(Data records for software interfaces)
::::

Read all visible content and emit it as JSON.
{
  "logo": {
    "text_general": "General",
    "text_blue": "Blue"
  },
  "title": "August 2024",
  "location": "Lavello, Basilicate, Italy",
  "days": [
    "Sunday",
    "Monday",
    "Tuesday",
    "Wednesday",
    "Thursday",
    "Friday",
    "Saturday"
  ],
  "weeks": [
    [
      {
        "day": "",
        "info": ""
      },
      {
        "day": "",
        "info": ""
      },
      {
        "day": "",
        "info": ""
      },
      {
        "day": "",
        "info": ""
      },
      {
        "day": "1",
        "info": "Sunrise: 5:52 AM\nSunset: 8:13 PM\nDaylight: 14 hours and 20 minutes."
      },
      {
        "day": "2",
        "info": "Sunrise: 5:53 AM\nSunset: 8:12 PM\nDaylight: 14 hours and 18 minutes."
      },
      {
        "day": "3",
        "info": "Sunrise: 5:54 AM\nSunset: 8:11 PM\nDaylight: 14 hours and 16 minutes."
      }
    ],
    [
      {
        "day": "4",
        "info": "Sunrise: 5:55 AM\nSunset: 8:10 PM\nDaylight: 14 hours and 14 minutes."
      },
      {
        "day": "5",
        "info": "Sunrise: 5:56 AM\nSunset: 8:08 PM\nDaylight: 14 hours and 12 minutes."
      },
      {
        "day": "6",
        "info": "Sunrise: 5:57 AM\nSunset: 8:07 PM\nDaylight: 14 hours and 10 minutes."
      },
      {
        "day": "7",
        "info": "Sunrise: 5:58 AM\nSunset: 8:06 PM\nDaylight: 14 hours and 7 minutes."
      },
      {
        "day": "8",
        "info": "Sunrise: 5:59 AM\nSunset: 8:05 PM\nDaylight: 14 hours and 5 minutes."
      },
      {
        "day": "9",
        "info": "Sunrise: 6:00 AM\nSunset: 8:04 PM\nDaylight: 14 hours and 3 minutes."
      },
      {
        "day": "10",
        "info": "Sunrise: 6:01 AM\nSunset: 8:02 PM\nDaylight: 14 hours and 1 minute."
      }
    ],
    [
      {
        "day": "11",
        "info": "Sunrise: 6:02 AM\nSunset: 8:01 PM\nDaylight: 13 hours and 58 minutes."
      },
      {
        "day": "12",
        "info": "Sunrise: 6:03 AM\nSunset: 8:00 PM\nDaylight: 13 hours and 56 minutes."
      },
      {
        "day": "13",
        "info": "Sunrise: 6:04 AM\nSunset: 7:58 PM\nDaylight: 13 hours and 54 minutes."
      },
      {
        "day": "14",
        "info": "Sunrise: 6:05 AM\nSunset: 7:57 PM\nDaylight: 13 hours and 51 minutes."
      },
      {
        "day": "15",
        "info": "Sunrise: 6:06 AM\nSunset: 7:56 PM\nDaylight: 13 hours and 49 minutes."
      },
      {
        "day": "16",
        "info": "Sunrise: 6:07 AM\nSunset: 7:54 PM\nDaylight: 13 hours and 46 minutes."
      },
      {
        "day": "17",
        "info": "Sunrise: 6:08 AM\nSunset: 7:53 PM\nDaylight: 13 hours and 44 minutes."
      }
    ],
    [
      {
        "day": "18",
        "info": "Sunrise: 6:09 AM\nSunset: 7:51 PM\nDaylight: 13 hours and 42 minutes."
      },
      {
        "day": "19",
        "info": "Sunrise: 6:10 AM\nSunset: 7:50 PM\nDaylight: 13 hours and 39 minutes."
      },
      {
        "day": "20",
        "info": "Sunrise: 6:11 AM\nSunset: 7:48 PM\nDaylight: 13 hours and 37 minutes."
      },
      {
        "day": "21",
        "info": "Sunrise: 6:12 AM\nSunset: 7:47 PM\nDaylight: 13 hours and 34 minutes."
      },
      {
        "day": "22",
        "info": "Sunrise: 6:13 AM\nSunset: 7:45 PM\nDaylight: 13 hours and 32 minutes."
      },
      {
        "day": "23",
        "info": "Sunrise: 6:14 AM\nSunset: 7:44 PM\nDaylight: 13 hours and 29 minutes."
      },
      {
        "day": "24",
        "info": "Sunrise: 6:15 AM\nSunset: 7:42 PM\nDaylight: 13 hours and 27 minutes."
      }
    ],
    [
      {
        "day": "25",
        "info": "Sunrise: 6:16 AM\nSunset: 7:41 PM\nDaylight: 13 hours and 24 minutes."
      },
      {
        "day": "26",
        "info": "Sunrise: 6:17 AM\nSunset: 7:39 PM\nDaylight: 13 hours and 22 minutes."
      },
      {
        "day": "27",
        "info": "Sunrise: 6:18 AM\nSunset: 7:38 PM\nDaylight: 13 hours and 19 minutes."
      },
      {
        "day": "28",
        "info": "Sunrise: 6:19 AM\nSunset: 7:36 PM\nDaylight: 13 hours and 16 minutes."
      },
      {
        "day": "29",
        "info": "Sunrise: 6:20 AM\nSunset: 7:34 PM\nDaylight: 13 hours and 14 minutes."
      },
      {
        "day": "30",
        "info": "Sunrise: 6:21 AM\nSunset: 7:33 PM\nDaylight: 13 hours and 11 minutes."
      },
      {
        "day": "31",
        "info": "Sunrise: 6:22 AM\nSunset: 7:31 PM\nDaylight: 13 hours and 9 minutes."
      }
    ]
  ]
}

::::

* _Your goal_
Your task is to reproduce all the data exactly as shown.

* _Result of this exercise_
Read all visible content and emit it as JSON.
{
  "logo": {
    "text_general": "General",
    "text_blue": "Blue"
  },
  "title": "August 2024",
  "location": "Lavello, Basilicate, Italy",
  "days": [
    "Sunday",
    "Monday",
    "Tuesday",
    "Wednesday",
    "Thursday",
    "Friday",
    "Saturday"
  ],
  "weeks": [
    [
      {
        "day": "",
        "info": ""
      },
      {
        "day": "",
        "info": ""
      },
      {
        "day": "",
        "info": ""
      },
      {
        "day": "",
        "info": ""
      },
      {
        "day": "1",
        "info": "Sunrise: 5:52 AM\nSunset: 8:13 PM\nDaylight: 14 hours and 20 minutes."
      },
      {
        "day": "2",
        "info": "Sunrise: 5:53 AM\nSunset: 8:12 PM\nDaylight: 14 hours and 18 minutes."
      },
      {
        "day": "3",
        "info": "Sunrise: 5:54 AM\nSunset: 8:11 PM\nDaylight: 14 hours and 16 minutes."
      }
    ],
    [
      {
        "day": "4",
        "info": "Sunrise: 5:55 AM\nSunset: 8:10 PM\nDaylight: 14 hours and 14 minutes."
      },
      {
        "day": "5",
        "info": "Sunrise: 5:56 AM\nSunset: 8:08 PM\nDaylight: 14 hours and 12 minutes."
      },
      {
        "day": "6",
        "info": "Sunrise: 5:57 AM\nSunset: 8:07 PM\nDaylight: 14 hours and 10 minutes."
      },
      {
        "day": "7",
        "info": "Sunrise: 5:58 AM\nSunset: 8:06 PM\nDaylight: 14 hours and 7 minutes."
      },
      {
        "day": "8",
        "info": "Sunrise: 5:59 AM\nSunset: 8:05 PM\nDaylight: 14 hours and 5 minutes."
      },
      {
        "day": "9",
        "info": "Sunrise: 6:00 AM\nSunset: 8:04 PM\nDaylight: 14 hours and 3 minutes."
      },
      {
        "day": "10",
        "info": "Sunrise: 6:01 AM\nSunset: 8:02 PM\nDaylight: 14 hours and 1 minute."
      }
    ],
    [
      {
        "day": "11",
        "info": "Sunrise: 6:02 AM\nSunset: 8:01 PM\nDaylight: 13 hours and 58 minutes."
      },
      {
        "day": "12",
        "info": "Sunrise: 6:03 AM\nSunset: 8:00 PM\nDaylight: 13 hours and 56 minutes."
      },
      {
        "day": "13",
        "info": "Sunrise: 6:04 AM\nSunset: 7:58 PM\nDaylight: 13 hours and 54 minutes."
      },
      {
        "day": "14",
        "info": "Sunrise: 6:05 AM\nSunset: 7:57 PM\nDaylight: 13 hours and 51 minutes."
      },
      {
        "day": "15",
        "info": "Sunrise: 6:06 AM\nSunset: 7:56 PM\nDaylight: 13 hours and 49 minutes."
      },
      {
        "day": "16",
        "info": "Sunrise: 6:07 AM\nSunset: 7:54 PM\nDaylight: 13 hours and 46 minutes."
      },
      {
        "day": "17",
        "info": "Sunrise: 6:08 AM\nSunset: 7:53 PM\nDaylight: 13 hours and 44 minutes."
      }
    ],
    [
      {
        "day": "18",
        "info": "Sunrise: 6:09 AM\nSunset: 7:51 PM\nDaylight: 13 hours and 42 minutes."
      },
      {
        "day": "19",
        "info": "Sunrise: 6:10 AM\nSunset: 7:50 PM\nDaylight: 13 hours and 39 minutes."
      },
      {
        "day": "20",
        "info": "Sunrise: 6:11 AM\nSunset: 7:48 PM\nDaylight: 13 hours and 37 minutes."
      },
      {
        "day": "21",
        "info": "Sunrise: 6:12 AM\nSunset: 7:47 PM\nDaylight: 13 hours and 34 minutes."
      },
      {
        "day": "22",
        "info": "Sunrise: 6:13 AM\nSunset: 7:45 PM\nDaylight: 13 hours and 32 minutes."
      },
      {
        "day": "23",
        "info": "Sunrise: 6:14 AM\nSunset: 7:44 PM\nDaylight: 13 hours and 29 minutes."
      },
      {
        "day": "24",
        "info": "Sunrise: 6:15 AM\nSunset: 7:42 PM\nDaylight: 13 hours and 27 minutes."
      }
    ],
    [
      {
        "day": "25",
        "info": "Sunrise: 6:16 AM\nSunset: 7:41 PM\nDaylight: 13 hours and 24 minutes."
      },
      {
        "day": "26",
        "info": "Sunrise: 6:17 AM\nSunset: 7:39 PM\nDaylight: 13 hours and 22 minutes."
      },
      {
        "day": "27",
        "info": "Sunrise: 6:18 AM\nSunset: 7:38 PM\nDaylight: 13 hours and 19 minutes."
      },
      {
        "day": "28",
        "info": "Sunrise: 6:19 AM\nSunset: 7:36 PM\nDaylight: 13 hours and 16 minutes."
      },
      {
        "day": "29",
        "info": "Sunrise: 6:20 AM\nSunset: 7:34 PM\nDaylight: 13 hours and 14 minutes."
      },
      {
        "day": "30",
        "info": "Sunrise: 6:21 AM\nSunset: 7:33 PM\nDaylight: 13 hours and 11 minutes."
      },
      {
        "day": "31",
        "info": "Sunrise: 6:22 AM\nSunset: 7:31 PM\nDaylight: 13 hours and 9 minutes."
      }
    ]
  ]
}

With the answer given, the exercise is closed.